**WHAT YOU ARE ASKED TO DO:** Repeat all entries below exactly as shown.

**Page and application data records:**

- Opening Delimiter -

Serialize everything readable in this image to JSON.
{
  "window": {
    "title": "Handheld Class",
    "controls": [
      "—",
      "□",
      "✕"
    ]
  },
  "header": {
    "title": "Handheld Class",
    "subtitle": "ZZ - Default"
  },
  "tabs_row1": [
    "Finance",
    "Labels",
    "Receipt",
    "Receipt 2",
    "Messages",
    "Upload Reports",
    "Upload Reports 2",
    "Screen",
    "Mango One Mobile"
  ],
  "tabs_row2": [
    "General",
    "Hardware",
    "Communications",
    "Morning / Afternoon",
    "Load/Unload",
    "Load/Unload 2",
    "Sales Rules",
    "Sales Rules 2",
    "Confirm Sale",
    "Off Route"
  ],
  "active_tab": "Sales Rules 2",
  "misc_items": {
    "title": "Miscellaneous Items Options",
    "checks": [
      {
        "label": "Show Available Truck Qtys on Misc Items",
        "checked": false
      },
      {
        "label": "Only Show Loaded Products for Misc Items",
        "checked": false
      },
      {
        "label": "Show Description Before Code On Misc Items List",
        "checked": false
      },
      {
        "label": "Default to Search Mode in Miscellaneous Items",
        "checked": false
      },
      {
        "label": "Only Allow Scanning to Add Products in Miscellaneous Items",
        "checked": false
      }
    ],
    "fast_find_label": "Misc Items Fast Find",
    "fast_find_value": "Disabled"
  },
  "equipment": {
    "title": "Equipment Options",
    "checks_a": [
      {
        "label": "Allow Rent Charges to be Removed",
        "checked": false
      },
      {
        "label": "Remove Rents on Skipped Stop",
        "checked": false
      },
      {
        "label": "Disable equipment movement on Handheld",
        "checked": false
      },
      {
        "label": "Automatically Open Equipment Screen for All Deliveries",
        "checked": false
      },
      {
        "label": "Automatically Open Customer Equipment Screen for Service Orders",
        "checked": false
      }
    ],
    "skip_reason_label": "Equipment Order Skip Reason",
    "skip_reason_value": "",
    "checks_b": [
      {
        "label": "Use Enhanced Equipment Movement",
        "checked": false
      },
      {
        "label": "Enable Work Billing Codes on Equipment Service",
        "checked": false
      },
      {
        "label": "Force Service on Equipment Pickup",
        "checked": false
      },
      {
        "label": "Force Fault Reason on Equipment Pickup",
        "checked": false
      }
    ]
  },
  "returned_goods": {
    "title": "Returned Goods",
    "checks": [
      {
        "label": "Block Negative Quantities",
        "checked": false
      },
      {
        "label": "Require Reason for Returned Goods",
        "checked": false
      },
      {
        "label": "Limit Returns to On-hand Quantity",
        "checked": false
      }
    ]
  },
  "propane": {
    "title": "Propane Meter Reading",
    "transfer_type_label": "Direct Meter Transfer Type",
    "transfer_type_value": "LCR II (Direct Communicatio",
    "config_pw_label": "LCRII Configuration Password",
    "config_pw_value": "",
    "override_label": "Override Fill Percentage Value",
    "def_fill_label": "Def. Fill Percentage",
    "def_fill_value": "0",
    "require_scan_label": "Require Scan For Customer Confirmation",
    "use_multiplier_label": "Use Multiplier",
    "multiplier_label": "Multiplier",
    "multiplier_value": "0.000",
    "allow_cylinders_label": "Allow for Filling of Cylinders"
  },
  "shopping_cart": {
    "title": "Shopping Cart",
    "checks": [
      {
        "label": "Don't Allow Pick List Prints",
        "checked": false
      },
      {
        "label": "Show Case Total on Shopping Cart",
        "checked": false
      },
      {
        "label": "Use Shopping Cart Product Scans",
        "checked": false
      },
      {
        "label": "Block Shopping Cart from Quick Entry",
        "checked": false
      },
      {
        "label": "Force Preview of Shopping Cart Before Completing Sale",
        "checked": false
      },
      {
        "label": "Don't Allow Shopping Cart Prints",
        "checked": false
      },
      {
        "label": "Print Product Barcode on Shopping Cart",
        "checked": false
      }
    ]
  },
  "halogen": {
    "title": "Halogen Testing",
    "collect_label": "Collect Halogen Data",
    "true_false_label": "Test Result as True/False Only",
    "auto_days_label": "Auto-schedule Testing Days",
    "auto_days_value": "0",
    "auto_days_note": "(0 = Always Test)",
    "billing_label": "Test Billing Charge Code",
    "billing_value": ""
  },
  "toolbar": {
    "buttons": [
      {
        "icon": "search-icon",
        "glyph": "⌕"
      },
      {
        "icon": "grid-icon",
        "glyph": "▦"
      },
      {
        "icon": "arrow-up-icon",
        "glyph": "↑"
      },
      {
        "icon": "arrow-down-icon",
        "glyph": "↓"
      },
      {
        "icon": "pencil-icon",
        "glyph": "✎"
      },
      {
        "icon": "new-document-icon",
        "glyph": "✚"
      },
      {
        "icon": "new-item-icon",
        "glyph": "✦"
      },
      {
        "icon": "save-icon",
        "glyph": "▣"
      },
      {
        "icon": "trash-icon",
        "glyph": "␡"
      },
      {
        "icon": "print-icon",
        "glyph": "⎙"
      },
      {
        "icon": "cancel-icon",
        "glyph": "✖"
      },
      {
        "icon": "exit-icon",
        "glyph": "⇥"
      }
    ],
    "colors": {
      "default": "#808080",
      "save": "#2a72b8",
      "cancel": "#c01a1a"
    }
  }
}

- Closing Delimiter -

**RESPONSE TO THE TASK:**
Serialize everything readable in this image to JSON.
{
  "window": {
    "title": "Handheld Class",
    "controls": [
      "—",
      "□",
      "✕"
    ]
  },
  "header": {
    "title": "Handheld Class",
    "subtitle": "ZZ - Default"
  },
  "tabs_row1": [
    "Finance",
    "Labels",
    "Receipt",
    "Receipt 2",
    "Messages",
    "Upload Reports",
    "Upload Reports 2",
    "Screen",
    "Mango One Mobile"
  ],
  "tabs_row2": [
    "General",
    "Hardware",
    "Communications",
    "Morning / Afternoon",
    "Load/Unload",
    "Load/Unload 2",
    "Sales Rules",
    "Sales Rules 2",
    "Confirm Sale",
    "Off Route"
  ],
  "active_tab": "Sales Rules 2",
  "misc_items": {
    "title": "Miscellaneous Items Options",
    "checks": [
      {
        "label": "Show Available Truck Qtys on Misc Items",
        "checked": false
      },
      {
        "label": "Only Show Loaded Products for Misc Items",
        "checked": false
      },
      {
        "label": "Show Description Before Code On Misc Items List",
        "checked": false
      },
      {
        "label": "Default to Search Mode in Miscellaneous Items",
        "checked": false
      },
      {
        "label": "Only Allow Scanning to Add Products in Miscellaneous Items",
        "checked": false
      }
    ],
    "fast_find_label": "Misc Items Fast Find",
    "fast_find_value": "Disabled"
  },
  "equipment": {
    "title": "Equipment Options",
    "checks_a": [
      {
        "label": "Allow Rent Charges to be Removed",
        "checked": false
      },
      {
        "label": "Remove Rents on Skipped Stop",
        "checked": false
      },
      {
        "label": "Disable equipment movement on Handheld",
        "checked": false
      },
      {
        "label": "Automatically Open Equipment Screen for All Deliveries",
        "checked": false
      },
      {
        "label": "Automatically Open Customer Equipment Screen for Service Orders",
        "checked": false
      }
    ],
    "skip_reason_label": "Equipment Order Skip Reason",
    "skip_reason_value": "",
    "checks_b": [
      {
        "label": "Use Enhanced Equipment Movement",
        "checked": false
      },
      {
        "label": "Enable Work Billing Codes on Equipment Service",
        "checked": false
      },
      {
        "label": "Force Service on Equipment Pickup",
        "checked": false
      },
      {
        "label": "Force Fault Reason on Equipment Pickup",
        "checked": false
      }
    ]
  },
  "returned_goods": {
    "title": "Returned Goods",
    "checks": [
      {
        "label": "Block Negative Quantities",
        "checked": false
      },
      {
        "label": "Require Reason for Returned Goods",
        "checked": false
      },
      {
        "label": "Limit Returns to On-hand Quantity",
        "checked": false
      }
    ]
  },
  "propane": {
    "title": "Propane Meter Reading",
    "transfer_type_label": "Direct Meter Transfer Type",
    "transfer_type_value": "LCR II (Direct Communicatio",
    "config_pw_label": "LCRII Configuration Password",
    "config_pw_value": "",
    "override_label": "Override Fill Percentage Value",
    "def_fill_label": "Def. Fill Percentage",
    "def_fill_value": "0",
    "require_scan_label": "Require Scan For Customer Confirmation",
    "use_multiplier_label": "Use Multiplier",
    "multiplier_label": "Multiplier",
    "multiplier_value": "0.000",
    "allow_cylinders_label": "Allow for Filling of Cylinders"
  },
  "shopping_cart": {
    "title": "Shopping Cart",
    "checks": [
      {
        "label": "Don't Allow Pick List Prints",
        "checked": false
      },
      {
        "label": "Show Case Total on Shopping Cart",
        "checked": false
      },
      {
        "label": "Use Shopping Cart Product Scans",
        "checked": false
      },
      {
        "label": "Block Shopping Cart from Quick Entry",
        "checked": false
      },
      {
        "label": "Force Preview of Shopping Cart Before Completing Sale",
        "checked": false
      },
      {
        "label": "Don't Allow Shopping Cart Prints",
        "checked": false
      },
      {
        "label": "Print Product Barcode on Shopping Cart",
        "checked": false
      }
    ]
  },
  "halogen": {
    "title": "Halogen Testing",
    "collect_label": "Collect Halogen Data",
    "true_false_label": "Test Result as True/False Only",
    "auto_days_label": "Auto-schedule Testing Days",
    "auto_days_value": "0",
    "auto_days_note": "(0 = Always Test)",
    "billing_label": "Test Billing Charge Code",
    "billing_value": ""
  },
  "toolbar": {
    "buttons": [
      {
        "icon": "search-icon",
        "glyph": "⌕"
      },
      {
        "icon": "grid-icon",
        "glyph": "▦"
      },
      {
        "icon": "arrow-up-icon",
        "glyph": "↑"
      },
      {
        "icon": "arrow-down-icon",
        "glyph": "↓"
      },
      {
        "icon": "pencil-icon",
        "glyph": "✎"
      },
      {
        "icon": "new-document-icon",
        "glyph": "✚"
      },
      {
        "icon": "new-item-icon",
        "glyph": "✦"
      },
      {
        "icon": "save-icon",
        "glyph": "▣"
      },
      {
        "icon": "trash-icon",
        "glyph": "␡"
      },
      {
        "icon": "print-icon",
        "glyph": "⎙"
      },
      {
        "icon": "cancel-icon",
        "glyph": "✖"
      },
      {
        "icon": "exit-icon",
        "glyph": "⇥"
      }
    ],
    "colors": {
      "default": "#808080",
      "save": "#2a72b8",
      "cancel": "#c01a1a"
    }
  }
}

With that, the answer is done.